→ EXERCISE GOAL
Every record, from first to last, should be retyped word for word.

══ SUPPLIED RECORDS ══

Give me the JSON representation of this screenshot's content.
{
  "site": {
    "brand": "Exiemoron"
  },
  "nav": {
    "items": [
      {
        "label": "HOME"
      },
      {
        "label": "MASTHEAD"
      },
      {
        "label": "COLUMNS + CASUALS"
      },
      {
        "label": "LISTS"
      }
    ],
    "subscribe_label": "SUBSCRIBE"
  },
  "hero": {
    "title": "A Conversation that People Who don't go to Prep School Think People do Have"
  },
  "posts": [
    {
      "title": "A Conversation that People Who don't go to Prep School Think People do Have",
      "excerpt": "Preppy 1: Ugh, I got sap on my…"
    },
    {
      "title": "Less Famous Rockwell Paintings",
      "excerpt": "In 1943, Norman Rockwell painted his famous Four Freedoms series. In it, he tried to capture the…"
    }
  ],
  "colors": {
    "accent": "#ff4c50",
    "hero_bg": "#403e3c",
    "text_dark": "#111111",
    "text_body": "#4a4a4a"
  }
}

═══

→ WRITTEN RESPONSE
Give me the JSON representation of this screenshot's content.
{
  "site": {
    "brand": "Exiemoron"
  },
  "nav": {
    "items": [
      {
        "label": "HOME"
      },
      {
        "label": "MASTHEAD"
      },
      {
        "label": "COLUMNS + CASUALS"
      },
      {
        "label": "LISTS"
      }
    ],
    "subscribe_label": "SUBSCRIBE"
  },
  "hero": {
    "title": "A Conversation that People Who don't go to Prep School Think People do Have"
  },
  "posts": [
    {
      "title": "A Conversation that People Who don't go to Prep School Think People do Have",
      "excerpt": "Preppy 1: Ugh, I got sap on my…"
    },
    {
      "title": "Less Famous Rockwell Paintings",
      "excerpt": "In 1943, Norman Rockwell painted his famous Four Freedoms series. In it, he tried to capture the…"
    }
  ],
  "colors": {
    "accent": "#ff4c50",
    "hero_bg": "#403e3c",
    "text_dark": "#111111",
    "text_body": "#4a4a4a"
  }
}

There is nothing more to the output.